:: PROMPT ::
The answer must consist of every line in the records that contains the word "title".

:: GIVEN RECORDS ::
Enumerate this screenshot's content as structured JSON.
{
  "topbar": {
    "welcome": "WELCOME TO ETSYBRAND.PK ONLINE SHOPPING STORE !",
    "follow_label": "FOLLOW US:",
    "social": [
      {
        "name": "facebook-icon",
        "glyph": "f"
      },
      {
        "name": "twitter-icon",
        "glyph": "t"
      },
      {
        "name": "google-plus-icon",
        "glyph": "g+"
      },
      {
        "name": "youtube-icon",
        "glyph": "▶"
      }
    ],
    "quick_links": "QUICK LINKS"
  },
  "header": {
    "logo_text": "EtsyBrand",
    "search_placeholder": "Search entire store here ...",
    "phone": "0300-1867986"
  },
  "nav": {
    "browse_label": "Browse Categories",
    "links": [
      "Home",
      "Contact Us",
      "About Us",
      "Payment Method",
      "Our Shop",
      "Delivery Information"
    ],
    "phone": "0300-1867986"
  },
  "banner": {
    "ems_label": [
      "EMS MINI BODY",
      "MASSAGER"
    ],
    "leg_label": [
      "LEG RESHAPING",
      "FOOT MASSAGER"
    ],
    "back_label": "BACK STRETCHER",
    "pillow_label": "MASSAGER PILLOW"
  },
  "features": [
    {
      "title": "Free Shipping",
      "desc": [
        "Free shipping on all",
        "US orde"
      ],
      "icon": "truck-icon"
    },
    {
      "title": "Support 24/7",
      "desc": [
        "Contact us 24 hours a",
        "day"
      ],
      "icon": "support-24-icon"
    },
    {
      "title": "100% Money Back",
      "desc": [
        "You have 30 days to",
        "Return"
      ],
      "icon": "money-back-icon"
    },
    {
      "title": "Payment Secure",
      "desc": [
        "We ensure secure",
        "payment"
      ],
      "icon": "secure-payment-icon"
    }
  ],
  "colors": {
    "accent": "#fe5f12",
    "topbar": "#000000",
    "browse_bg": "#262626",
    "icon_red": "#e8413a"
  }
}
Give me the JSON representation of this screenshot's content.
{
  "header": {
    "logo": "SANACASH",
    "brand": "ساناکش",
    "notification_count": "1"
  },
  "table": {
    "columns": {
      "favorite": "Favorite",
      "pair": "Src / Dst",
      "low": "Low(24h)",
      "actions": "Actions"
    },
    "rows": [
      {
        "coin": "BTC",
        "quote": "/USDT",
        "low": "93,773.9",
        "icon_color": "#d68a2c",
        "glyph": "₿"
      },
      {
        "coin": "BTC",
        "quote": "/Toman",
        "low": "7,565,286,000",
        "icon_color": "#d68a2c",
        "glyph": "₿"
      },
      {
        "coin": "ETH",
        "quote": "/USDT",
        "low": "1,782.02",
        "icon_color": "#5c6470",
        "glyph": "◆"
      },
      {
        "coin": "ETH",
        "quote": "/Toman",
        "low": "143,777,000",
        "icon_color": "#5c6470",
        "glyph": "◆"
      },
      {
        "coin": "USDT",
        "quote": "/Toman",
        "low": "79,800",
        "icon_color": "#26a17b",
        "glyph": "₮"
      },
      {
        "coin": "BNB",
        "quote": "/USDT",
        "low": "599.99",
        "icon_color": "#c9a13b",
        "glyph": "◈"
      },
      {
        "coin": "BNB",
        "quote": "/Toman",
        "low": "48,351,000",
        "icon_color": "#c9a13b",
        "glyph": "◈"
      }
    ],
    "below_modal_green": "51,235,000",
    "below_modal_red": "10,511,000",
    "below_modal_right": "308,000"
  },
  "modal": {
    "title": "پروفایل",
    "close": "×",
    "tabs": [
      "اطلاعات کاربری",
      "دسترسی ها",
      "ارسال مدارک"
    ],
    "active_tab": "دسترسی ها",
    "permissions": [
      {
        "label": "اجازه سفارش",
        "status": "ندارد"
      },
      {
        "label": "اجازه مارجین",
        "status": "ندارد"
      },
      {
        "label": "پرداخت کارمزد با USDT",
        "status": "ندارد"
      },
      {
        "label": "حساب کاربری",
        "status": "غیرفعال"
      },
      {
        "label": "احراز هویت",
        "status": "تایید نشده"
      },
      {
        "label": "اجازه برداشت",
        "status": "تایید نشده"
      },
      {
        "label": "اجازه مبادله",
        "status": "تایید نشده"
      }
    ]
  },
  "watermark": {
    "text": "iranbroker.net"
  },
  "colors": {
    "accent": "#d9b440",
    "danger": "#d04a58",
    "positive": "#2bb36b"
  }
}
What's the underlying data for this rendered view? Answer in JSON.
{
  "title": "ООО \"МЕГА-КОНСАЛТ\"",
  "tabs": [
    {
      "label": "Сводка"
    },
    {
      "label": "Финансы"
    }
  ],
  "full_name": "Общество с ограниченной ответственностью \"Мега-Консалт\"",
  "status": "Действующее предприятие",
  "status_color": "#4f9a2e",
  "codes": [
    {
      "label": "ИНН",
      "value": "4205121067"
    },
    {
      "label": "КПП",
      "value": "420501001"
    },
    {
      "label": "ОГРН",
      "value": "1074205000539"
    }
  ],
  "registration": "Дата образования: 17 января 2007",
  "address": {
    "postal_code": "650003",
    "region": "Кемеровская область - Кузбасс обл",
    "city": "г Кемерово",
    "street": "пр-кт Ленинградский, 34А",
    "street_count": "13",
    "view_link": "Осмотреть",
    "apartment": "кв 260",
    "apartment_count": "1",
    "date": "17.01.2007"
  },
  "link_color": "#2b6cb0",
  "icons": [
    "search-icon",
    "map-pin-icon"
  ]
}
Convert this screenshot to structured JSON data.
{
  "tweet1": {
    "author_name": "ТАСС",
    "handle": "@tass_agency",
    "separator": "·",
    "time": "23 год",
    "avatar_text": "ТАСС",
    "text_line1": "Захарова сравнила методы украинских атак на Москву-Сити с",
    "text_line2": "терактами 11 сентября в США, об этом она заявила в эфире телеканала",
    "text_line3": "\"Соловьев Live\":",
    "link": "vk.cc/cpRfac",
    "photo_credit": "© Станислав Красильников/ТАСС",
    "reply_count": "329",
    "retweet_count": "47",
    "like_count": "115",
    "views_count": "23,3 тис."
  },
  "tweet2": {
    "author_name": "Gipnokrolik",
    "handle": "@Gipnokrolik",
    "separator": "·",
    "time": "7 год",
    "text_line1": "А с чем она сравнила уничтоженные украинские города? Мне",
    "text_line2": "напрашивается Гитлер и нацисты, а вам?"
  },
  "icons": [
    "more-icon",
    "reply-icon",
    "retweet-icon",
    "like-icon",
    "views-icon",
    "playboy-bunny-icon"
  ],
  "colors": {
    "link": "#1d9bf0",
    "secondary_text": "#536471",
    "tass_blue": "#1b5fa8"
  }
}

:: REPLY ::
      "title": "Free Shipping",
      "title": "Support 24/7",
      "title": "100% Money Back",
      "title": "Payment Secure",
    "title": "پروفایل",
  "title": "ООО \"МЕГА-КОНСАЛТ\"",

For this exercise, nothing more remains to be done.